EXTRACTED ENTRIES:
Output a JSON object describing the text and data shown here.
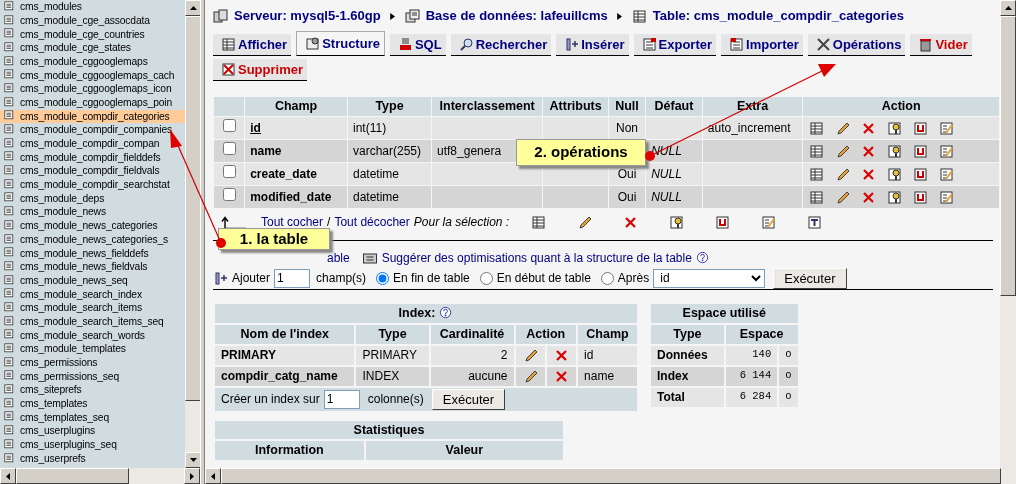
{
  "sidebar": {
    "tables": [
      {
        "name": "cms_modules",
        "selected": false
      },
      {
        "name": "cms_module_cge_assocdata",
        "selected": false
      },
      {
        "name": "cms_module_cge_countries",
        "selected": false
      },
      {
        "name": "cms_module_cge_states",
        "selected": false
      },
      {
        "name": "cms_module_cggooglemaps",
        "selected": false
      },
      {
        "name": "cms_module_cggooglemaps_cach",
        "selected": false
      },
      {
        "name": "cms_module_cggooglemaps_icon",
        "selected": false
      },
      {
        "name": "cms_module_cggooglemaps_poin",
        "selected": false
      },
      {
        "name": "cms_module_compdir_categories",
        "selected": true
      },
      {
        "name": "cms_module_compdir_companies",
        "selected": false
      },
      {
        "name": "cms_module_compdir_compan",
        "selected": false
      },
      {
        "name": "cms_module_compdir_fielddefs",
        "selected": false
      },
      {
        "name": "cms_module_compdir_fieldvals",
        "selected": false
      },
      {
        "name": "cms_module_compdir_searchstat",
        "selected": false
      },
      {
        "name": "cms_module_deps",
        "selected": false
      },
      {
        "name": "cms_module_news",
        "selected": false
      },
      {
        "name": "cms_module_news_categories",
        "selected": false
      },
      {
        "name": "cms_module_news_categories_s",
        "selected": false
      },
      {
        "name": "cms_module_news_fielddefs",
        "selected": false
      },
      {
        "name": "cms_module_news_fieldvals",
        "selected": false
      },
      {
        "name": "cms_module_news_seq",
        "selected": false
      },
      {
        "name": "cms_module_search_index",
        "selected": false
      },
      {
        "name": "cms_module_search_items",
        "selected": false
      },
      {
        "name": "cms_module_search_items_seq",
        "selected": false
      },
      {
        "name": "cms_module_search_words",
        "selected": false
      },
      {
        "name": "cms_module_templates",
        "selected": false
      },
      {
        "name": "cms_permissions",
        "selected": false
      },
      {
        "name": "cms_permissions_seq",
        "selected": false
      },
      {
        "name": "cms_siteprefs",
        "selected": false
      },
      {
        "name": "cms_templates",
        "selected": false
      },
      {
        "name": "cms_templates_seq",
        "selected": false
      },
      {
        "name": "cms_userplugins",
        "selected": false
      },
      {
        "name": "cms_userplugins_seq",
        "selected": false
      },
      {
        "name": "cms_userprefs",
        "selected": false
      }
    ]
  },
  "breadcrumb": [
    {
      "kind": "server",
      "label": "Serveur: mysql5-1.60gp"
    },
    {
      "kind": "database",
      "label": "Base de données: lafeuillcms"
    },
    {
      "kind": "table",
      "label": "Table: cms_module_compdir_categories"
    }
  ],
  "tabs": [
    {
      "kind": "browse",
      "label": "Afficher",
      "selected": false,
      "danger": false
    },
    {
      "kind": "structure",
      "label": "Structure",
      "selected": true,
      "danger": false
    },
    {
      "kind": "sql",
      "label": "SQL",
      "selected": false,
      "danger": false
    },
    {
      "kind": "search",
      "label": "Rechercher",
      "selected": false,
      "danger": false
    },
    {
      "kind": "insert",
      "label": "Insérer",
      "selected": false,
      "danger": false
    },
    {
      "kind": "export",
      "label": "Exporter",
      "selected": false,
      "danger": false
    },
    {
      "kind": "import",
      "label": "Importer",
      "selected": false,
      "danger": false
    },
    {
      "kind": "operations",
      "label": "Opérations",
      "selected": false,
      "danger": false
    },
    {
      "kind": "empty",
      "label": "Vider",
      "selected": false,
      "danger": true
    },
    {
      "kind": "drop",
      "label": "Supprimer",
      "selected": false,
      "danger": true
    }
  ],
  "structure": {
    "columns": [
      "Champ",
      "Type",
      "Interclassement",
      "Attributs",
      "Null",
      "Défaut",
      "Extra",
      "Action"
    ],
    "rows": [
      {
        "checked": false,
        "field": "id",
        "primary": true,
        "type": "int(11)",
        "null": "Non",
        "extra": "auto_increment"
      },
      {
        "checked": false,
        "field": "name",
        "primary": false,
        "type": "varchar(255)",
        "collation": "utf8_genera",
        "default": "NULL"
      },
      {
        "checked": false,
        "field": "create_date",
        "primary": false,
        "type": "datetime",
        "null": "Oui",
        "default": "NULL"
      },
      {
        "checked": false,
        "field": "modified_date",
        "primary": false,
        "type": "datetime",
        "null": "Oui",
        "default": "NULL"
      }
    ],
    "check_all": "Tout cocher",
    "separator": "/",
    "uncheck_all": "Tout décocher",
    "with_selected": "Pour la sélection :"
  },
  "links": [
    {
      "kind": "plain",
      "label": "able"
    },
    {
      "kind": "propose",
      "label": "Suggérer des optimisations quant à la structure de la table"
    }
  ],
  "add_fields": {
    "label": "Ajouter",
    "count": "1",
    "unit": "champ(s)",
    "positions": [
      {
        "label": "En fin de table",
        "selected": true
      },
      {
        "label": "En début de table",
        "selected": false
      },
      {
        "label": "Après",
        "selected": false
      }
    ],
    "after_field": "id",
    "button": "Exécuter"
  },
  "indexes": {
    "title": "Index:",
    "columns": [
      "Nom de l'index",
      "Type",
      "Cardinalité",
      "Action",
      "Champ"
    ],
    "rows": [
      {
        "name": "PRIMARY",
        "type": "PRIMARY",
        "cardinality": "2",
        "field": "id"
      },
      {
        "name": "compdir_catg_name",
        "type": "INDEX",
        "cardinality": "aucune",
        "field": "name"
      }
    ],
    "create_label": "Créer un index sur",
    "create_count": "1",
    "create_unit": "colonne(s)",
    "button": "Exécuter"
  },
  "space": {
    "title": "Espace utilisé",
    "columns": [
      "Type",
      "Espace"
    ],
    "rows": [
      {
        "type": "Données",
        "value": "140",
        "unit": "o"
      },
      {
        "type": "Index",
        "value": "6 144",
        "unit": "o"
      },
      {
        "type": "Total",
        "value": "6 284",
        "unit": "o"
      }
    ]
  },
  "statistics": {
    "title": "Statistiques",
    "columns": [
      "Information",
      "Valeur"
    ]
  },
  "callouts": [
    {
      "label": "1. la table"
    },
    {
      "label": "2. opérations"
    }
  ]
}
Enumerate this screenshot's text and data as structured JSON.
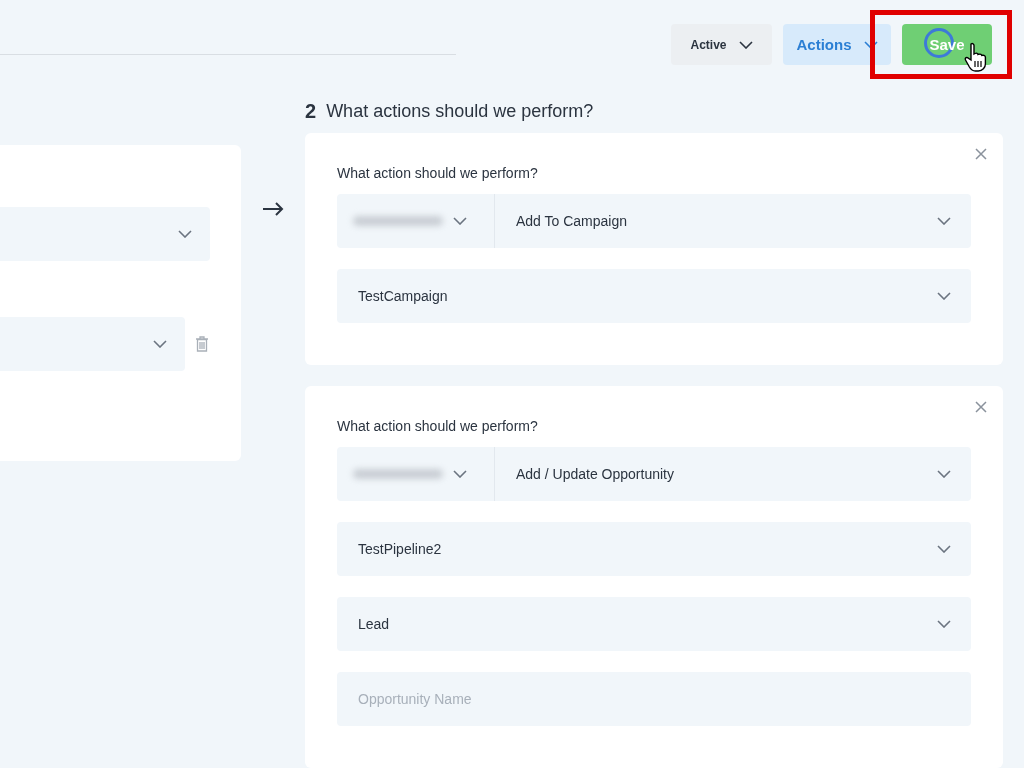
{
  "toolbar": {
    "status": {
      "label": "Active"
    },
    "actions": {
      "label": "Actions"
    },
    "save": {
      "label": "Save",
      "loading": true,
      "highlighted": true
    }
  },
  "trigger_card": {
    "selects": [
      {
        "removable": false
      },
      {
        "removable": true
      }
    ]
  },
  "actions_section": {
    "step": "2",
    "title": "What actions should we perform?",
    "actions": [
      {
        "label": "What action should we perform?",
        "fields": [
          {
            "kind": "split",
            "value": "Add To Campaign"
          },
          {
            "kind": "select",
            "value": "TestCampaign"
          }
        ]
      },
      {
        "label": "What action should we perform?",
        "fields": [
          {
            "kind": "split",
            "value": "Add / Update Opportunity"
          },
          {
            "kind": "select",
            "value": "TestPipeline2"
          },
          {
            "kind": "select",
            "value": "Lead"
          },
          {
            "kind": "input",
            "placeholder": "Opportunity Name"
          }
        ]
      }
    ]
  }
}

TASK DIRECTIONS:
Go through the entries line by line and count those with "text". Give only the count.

OUTPUT OF THE EXERCISE:
2